Contrary to Reports, Wayans’ Deal Still Alive

By J. Douglas Allen-Taylor
Friday September 07, 2007

A spokesperson for the proposed Wayans Brothers Oakland Army Base project says that despite the impression being given in some local media outlets, the Wayans Brothers are “absolutely committed to Oakland” and their Army Base proposal is not dead but is only being modified. 

The Wayans Brothers—film producers and nationally-known comics—are proposing putting a film production studio, a children’s digital arts learning center, retail development, and several other projects on a 47-acre West Oakland parcel formerly part of the now-dismantled base.  

In an Aug. 17 article entitled “Wayans partnership says no to movie studio in Oakland,” the San Francisco Chronicle said that “Actor/director Keenen Ivory Wayans and a Los Angeles development firm have dropped plans to build a movie studio and shopping center on the former Oakland Army base, a city official said today. Wayans and the Pacifica Capital Group informed city officials earlier this week that the land adjacent to the Port of Oakland would not work for the film studio/shopping center project that was dubbed Destination Oakland, a spokeswoman for City Administrator Deborah Edgerly said today.” 

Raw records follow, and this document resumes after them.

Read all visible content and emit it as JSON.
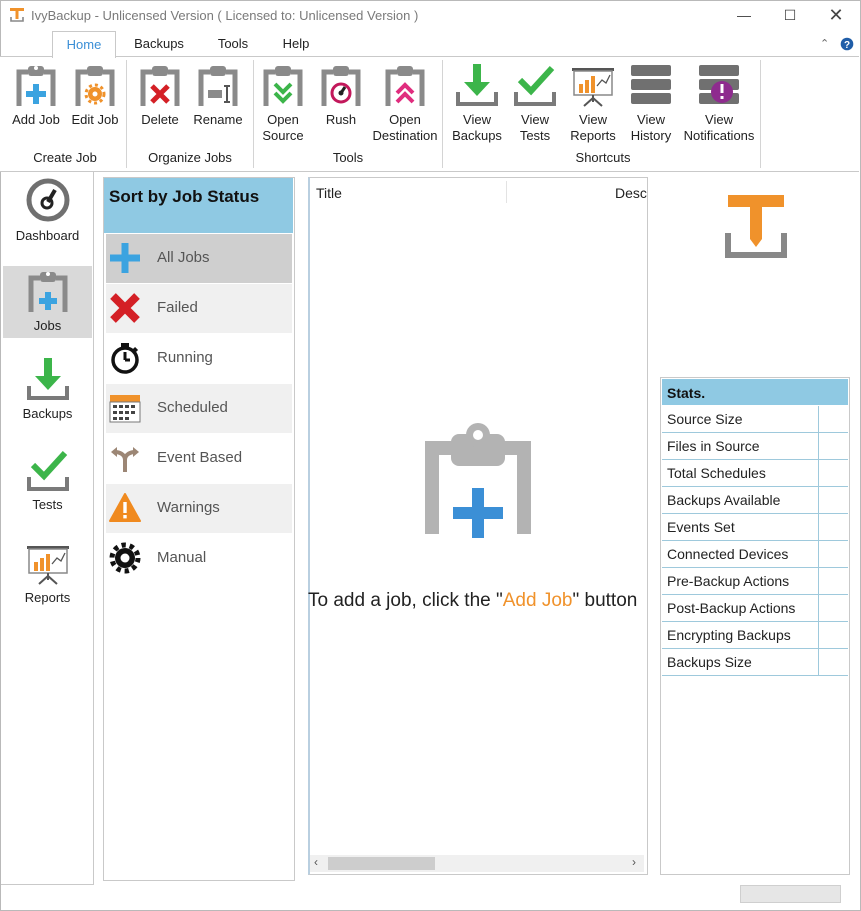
{
  "window": {
    "title": "IvyBackup - Unlicensed Version ( Licensed to: Unlicensed Version )"
  },
  "menu": {
    "tabs": [
      {
        "label": "Home"
      },
      {
        "label": "Backups"
      },
      {
        "label": "Tools"
      },
      {
        "label": "Help"
      }
    ]
  },
  "ribbon": {
    "groups": {
      "create_job": "Create Job",
      "organize_jobs": "Organize Jobs",
      "tools": "Tools",
      "shortcuts": "Shortcuts"
    },
    "buttons": {
      "add_job": "Add Job",
      "edit_job": "Edit Job",
      "delete": "Delete",
      "rename": "Rename",
      "open_source_1": "Open",
      "open_source_2": "Source",
      "rush": "Rush",
      "open_dest_1": "Open",
      "open_dest_2": "Destination",
      "view_backups_1": "View",
      "view_backups_2": "Backups",
      "view_tests_1": "View",
      "view_tests_2": "Tests",
      "view_reports_1": "View",
      "view_reports_2": "Reports",
      "view_history_1": "View",
      "view_history_2": "History",
      "view_notifications_1": "View",
      "view_notifications_2": "Notifications"
    }
  },
  "nav": {
    "dashboard": "Dashboard",
    "jobs": "Jobs",
    "backups": "Backups",
    "tests": "Tests",
    "reports": "Reports"
  },
  "status_filter": {
    "header": "Sort by Job Status",
    "items": [
      {
        "label": "All Jobs"
      },
      {
        "label": "Failed"
      },
      {
        "label": "Running"
      },
      {
        "label": "Scheduled"
      },
      {
        "label": "Event Based"
      },
      {
        "label": "Warnings"
      },
      {
        "label": "Manual"
      }
    ]
  },
  "job_list": {
    "columns": {
      "title": "Title",
      "description": "Desc"
    },
    "empty_prefix": "To add a job, click the \"",
    "empty_link": "Add Job",
    "empty_suffix": "\" button"
  },
  "stats": {
    "header": "Stats.",
    "rows": [
      {
        "label": "Source Size",
        "value": ""
      },
      {
        "label": "Files in Source",
        "value": ""
      },
      {
        "label": "Total Schedules",
        "value": ""
      },
      {
        "label": "Backups Available",
        "value": ""
      },
      {
        "label": "Events Set",
        "value": ""
      },
      {
        "label": "Connected Devices",
        "value": ""
      },
      {
        "label": "Pre-Backup Actions",
        "value": ""
      },
      {
        "label": "Post-Backup Actions",
        "value": ""
      },
      {
        "label": "Encrypting Backups",
        "value": ""
      },
      {
        "label": "Backups Size",
        "value": ""
      }
    ]
  },
  "colors": {
    "accent_blue": "#3b8fd6",
    "header_blue": "#8fc9e3",
    "orange": "#f0922b",
    "green": "#3cb54a",
    "red": "#d42026",
    "gray_icon": "#707070"
  }
}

An Oakland Tribune article “Wayans Quit Development Talks” published on the same day had a similar take, stating, “The Wayans Brothers development team pulled out of negotiations with the city over plans to build a movie studio and arts and retail center on the former Army base in West Oakland this week, leaving the future development of the base in question, city officials said Thursday evening.” 

But Britten Shuford, co-managing partner of the Wayans Brothers-Pacifica Capital Urban Development Partnership, the group the signed an exclusive negotiating agreement with the city over the army base property in early July, said the group has not pulled out of the deal, but is working on modifications to make it more feasible to them. 

“We plan to make the rounds with representatives of the mayor’s office, the city administrator, and City Councilmembers sometime this month,” Shuford said by telephone this week. 

Shuford said that “we learned at the same time that the city did that the Port of Oakland was proposing to fill in 42 acres of the bay directly across from our development, and they are planning to stack storage containers on that land six to 15 stories tall. That would entirely block our view of the San Francisco skyline.” 

Shuford was vague on details of how the Wayans-Pacifica group would modify their proposal, saying only that it would be reconfigured in some way on the same acreage that the city originally proposed to sell them.